Law schools implement early alert system to monitor and support student mental health
As mental health challenges among law students continue to increase, law schools are exploring new ways to identify struggling students and provide help. At least five U.S. law schools have adopted a service called Early Alert that was first developed for medical schools. The service sends a weekly text message to students, asking them to rate their well-being on a specific topic, such as academics, personal relationships, sleep quality, and financial stability. Based on their responses, the service triggers a list of available resources, outreach by a staff member, or an automatic call from a crisis counselor, or all three.
A survey of law students conducted in 2021 at 39 schools found that nearly 69% of students needed help for emotional or mental health problems in the past year, up from 42% in 2014. Early Alert is now used by 35 institutions, including Pepperdine University Caruso School of Law, Roger Williams University, Wayne State University, the University of Maryland, and the University of Detroit Mercy. Law schools pay about $5,000 annually for the opt-in service.
The service has had a substantive impact on students’ lives, according to Chalak Richards, the Dean of Students, Diversity and Belonging at Pepperdine University Caruso School of Law. The service provides early intervention for struggling students, and the schools can also use the aggregate data collected from the service to guide their programming. Early Alert is not a solution to the mental health crisis among law students, but it is one of the many tools that can be helpful, according to Lorraine Lalli, the Associate Dean of Student Life and Operations at Roger Williams University.
The use of Early Alert in law schools is a step towards addressing the challenges faced by law students and promoting the Sustainable Development Goal (SDG) 3 – Good Health and Well-being. The SDG 3 aims to ensure healthy lives and promote well-being for all at all ages. By monitoring the mental health of law students and providing early intervention, law schools are promoting good health and well-being and contributing to the vision of a global society that prioritizes the mental health of its members.
The use of Early Alert in law schools is a positive step towards ensuring that students receive the necessary support to maintain good health and well-being.

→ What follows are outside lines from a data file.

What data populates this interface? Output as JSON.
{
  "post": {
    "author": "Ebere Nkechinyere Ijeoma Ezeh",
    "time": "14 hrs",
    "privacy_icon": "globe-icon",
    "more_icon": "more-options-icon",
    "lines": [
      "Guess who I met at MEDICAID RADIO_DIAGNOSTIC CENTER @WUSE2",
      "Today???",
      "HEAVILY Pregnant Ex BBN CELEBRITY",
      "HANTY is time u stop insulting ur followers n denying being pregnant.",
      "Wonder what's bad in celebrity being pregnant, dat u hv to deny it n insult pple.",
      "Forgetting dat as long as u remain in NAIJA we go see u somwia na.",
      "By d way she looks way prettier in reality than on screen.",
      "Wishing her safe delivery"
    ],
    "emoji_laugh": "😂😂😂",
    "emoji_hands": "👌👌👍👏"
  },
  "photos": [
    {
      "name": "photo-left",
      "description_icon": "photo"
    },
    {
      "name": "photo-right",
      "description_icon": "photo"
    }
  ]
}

More information: https://www.reuters.com/legal/litigation/law-schools-try-texting-monitor-students-mental-health-2023-03-20/